Mobile device technology is changing -- becoming smaller, wearable, and less obtrusive. The components that drive this technology is being miniaturized all the time; many people know anecdotes about the modern mobile phone being more powerful than a room-filling supercomputer of yesteryear. But the technology in mobile devices is progressing in other ways, and one area of intense innovation is in the display. Flexible OLED displays are one area of recent development, and they may point the way towards the future of mobile devices.
What are Flexible OLEDs?
Flexible OLEDs, also called FOLEDs, build on the principle of an organic light emitting diode (OLED) mounted on a typically plastic flexible substrate. OLEDs differ from the more common LCD by using organic compounds that emit light directly when an electrical current is passed over them. LCDs use an array of crystals that can be re-arranged by a current, but then must be illuminated via a backlight to produce an image. OLEDs hold a number of advantages due to the lack of a backlight: the potential for flexibility on a plastic substrate; deeper color range, particularly in non-lit blacks; and lower power consumption.
OLEDs will Grow in Popularity
Even before FOLEDs become mainstream, OLED displays are already gaining popularity for their numerous benefits. A number of commercial products are beginning to incorporate OLED tech, particularly televisions. A number of TV makers are producing large, high resolution displays, some of which even make use of the potential for flexibility by offering a curved screen. The main concerns around this first generation of OLED products stem from production cost, and durability; both are valid concerns, but areas where OLEDs are likely to improve.
Flexible OLEDs on the Market
In addition to a number of curved TV models, particularly from Korean manufacturers LG andSamsung, a number of smartphone makers have started with FOLEDs. All of the current phone designs to use FOLEDs are in the pilot stage, with Samsung appearing to currently be the most aggressive at showing off its tech. Samsung’s FOLED, called a YOUM display, has been demonstrated in a functional model that houses the rigid components of the display on one end of the device, and the flexible display on the other. The display has been shown with moving images while being bent and warped in the hands of the demonstrator. Sony has apparently shown a flexible display that is rollable, but very few details of this device have been released.
Current Applications are Limited

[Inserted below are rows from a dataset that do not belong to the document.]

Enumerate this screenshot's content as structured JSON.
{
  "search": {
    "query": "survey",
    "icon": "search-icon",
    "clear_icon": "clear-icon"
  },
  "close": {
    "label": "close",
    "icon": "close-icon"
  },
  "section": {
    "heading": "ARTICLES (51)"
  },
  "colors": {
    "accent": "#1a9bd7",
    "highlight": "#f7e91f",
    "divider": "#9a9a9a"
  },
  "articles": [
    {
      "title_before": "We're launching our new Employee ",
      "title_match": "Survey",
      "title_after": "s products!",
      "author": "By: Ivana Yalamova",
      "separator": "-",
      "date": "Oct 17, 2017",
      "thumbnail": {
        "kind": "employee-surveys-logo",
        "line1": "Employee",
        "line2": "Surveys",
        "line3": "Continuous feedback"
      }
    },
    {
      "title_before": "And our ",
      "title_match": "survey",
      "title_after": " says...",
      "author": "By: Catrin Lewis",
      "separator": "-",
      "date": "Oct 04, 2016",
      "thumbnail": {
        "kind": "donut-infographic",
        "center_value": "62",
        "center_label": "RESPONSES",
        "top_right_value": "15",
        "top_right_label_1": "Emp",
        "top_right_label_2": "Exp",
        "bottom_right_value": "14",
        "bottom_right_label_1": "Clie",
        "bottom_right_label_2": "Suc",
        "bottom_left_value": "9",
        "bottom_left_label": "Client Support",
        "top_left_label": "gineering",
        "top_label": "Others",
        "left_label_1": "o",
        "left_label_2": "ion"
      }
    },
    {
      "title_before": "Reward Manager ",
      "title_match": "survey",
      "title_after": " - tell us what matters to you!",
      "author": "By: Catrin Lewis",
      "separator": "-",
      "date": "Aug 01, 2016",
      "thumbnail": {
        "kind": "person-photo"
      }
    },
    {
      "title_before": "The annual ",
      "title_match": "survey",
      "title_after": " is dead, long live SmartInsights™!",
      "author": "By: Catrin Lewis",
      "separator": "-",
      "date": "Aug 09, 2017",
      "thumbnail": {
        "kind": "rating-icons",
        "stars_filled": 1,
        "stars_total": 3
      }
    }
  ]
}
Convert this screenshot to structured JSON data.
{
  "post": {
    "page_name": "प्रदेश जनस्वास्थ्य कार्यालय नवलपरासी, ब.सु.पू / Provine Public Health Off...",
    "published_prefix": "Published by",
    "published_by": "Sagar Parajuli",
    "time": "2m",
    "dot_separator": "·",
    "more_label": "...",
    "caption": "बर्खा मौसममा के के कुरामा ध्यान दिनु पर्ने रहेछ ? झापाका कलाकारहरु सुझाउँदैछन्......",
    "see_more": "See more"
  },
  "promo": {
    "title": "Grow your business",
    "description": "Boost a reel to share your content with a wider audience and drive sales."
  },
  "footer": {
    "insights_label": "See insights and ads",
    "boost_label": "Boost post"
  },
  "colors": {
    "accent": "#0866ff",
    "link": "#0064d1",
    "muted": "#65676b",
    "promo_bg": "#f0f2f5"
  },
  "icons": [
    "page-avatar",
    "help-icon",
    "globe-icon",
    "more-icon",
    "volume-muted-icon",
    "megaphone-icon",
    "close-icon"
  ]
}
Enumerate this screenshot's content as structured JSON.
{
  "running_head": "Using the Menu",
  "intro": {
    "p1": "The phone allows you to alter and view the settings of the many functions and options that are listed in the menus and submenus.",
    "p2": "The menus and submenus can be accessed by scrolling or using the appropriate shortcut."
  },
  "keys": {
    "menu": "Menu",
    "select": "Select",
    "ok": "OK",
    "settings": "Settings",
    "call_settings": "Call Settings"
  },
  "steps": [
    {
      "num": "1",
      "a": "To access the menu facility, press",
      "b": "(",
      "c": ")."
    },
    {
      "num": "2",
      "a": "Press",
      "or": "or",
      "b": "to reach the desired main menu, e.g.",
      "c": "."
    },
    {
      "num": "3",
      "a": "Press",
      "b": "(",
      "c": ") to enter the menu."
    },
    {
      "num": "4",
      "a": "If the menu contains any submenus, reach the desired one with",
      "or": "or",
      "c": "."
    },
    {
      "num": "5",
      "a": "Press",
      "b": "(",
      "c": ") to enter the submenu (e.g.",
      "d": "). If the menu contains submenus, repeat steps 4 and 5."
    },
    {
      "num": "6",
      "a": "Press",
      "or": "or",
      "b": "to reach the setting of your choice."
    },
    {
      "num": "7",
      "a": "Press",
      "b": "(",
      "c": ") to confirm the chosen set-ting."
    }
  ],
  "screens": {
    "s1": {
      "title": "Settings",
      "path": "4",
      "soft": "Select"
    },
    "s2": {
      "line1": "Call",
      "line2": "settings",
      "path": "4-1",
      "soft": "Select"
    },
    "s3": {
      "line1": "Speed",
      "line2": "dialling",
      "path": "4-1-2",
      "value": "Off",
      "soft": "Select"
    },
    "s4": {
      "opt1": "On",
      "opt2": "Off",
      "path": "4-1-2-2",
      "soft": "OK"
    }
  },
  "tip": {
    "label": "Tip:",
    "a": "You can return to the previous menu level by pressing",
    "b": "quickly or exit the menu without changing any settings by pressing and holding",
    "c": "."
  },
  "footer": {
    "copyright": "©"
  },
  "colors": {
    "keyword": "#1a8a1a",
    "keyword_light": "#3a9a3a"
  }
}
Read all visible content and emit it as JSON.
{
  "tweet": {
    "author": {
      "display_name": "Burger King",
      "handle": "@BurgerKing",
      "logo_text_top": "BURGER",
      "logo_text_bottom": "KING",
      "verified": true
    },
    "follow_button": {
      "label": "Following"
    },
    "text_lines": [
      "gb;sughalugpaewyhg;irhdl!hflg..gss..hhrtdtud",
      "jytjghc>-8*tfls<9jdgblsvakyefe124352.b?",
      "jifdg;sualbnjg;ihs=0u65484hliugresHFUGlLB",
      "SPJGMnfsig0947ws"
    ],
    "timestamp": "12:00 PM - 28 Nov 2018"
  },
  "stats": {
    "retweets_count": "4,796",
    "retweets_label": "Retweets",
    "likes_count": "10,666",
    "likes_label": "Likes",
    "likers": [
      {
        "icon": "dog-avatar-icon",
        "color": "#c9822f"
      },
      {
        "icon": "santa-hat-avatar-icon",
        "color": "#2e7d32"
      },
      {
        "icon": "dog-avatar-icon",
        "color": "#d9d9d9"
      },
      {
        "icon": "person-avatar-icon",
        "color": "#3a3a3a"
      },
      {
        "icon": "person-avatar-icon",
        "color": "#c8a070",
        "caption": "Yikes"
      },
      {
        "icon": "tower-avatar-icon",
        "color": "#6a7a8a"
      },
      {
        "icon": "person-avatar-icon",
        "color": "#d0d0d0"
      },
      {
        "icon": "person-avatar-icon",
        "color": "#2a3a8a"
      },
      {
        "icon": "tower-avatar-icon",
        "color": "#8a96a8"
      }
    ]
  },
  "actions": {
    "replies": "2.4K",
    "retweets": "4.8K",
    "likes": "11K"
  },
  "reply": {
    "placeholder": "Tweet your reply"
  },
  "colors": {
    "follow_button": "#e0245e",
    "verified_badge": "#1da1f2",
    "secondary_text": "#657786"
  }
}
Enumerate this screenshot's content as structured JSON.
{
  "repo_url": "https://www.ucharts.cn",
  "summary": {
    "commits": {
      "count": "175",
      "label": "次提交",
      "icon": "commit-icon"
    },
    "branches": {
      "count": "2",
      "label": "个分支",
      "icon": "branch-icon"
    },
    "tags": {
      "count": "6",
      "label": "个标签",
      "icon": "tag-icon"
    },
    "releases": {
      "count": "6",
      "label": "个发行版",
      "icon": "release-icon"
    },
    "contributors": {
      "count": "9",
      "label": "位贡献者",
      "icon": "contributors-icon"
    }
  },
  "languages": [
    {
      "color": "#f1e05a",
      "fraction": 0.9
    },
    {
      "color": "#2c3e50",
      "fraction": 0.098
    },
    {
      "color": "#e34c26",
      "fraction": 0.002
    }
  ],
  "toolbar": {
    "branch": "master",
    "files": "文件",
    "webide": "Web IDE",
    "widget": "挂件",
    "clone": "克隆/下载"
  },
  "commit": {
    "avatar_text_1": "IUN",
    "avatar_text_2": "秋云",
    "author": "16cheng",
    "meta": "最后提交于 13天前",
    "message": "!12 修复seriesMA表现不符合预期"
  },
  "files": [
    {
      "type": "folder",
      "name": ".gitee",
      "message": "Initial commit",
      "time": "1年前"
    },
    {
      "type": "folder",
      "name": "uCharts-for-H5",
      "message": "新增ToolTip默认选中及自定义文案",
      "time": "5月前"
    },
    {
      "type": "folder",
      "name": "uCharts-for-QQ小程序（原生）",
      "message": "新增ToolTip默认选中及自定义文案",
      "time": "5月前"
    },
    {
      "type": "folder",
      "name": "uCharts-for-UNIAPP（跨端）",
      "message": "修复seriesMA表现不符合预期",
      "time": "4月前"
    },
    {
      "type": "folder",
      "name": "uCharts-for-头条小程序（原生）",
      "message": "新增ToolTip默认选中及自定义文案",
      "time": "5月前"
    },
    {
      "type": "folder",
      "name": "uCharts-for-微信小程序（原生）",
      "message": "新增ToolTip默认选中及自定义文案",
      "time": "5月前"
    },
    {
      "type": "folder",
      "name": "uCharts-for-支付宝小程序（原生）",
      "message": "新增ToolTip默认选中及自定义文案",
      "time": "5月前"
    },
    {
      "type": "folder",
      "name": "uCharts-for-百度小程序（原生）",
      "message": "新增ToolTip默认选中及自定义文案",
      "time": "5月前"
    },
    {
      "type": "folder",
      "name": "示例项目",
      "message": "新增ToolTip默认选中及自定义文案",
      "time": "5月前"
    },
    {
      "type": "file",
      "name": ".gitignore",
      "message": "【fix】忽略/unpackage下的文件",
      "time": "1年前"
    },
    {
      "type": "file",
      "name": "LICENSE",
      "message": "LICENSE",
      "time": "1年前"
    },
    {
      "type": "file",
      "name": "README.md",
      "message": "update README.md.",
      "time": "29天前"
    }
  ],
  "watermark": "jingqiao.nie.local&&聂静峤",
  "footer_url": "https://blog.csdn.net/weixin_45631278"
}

Flexible OLEDs are hampered by a number of issues that limit their current usefulness. While the displays can be made flexible, the components that drive the display are not, so the notion of an entirely flexible device is not yet a reality. Also, the current flexible displays that have been extensively shown have a rather wide bending radius -- they aren’t that flexible. The idea of a display being folded or rolled into a compact space has not been shown. So, given the current state of FOLEDs, it’s not clear that a semi-bendable smartphone really holds that much benefit over the current slab model. Even the current curved FOLED TVs on the market offer a design that has at best a subjective benefit. The current generation of FOLEDs offer only a subtle flexibility, and its unclear how useful this is until it improves.
Flexible OLEDs: A First Step
Rather than see the current state of FOLEDs as offering groundbreaking opportunity, it’s more accurate to say that FOLEDs provide a view of a first step towards the future of devices. Certainly in the shorter term, FOLEDs could have major applications in wearable technology, for example in a bracelet-type smartwatch device. Over the longer term, with advances in creating flexible or miniature components, the notion of a truly foldable device, like a fold out, table-sized digital map that can fit in a pocket may someday become a reality. It’s still far off, but FOLED technology seems to be a significant first step in that direction. As such, it is certainly an area of tech innovation worth paying attention to.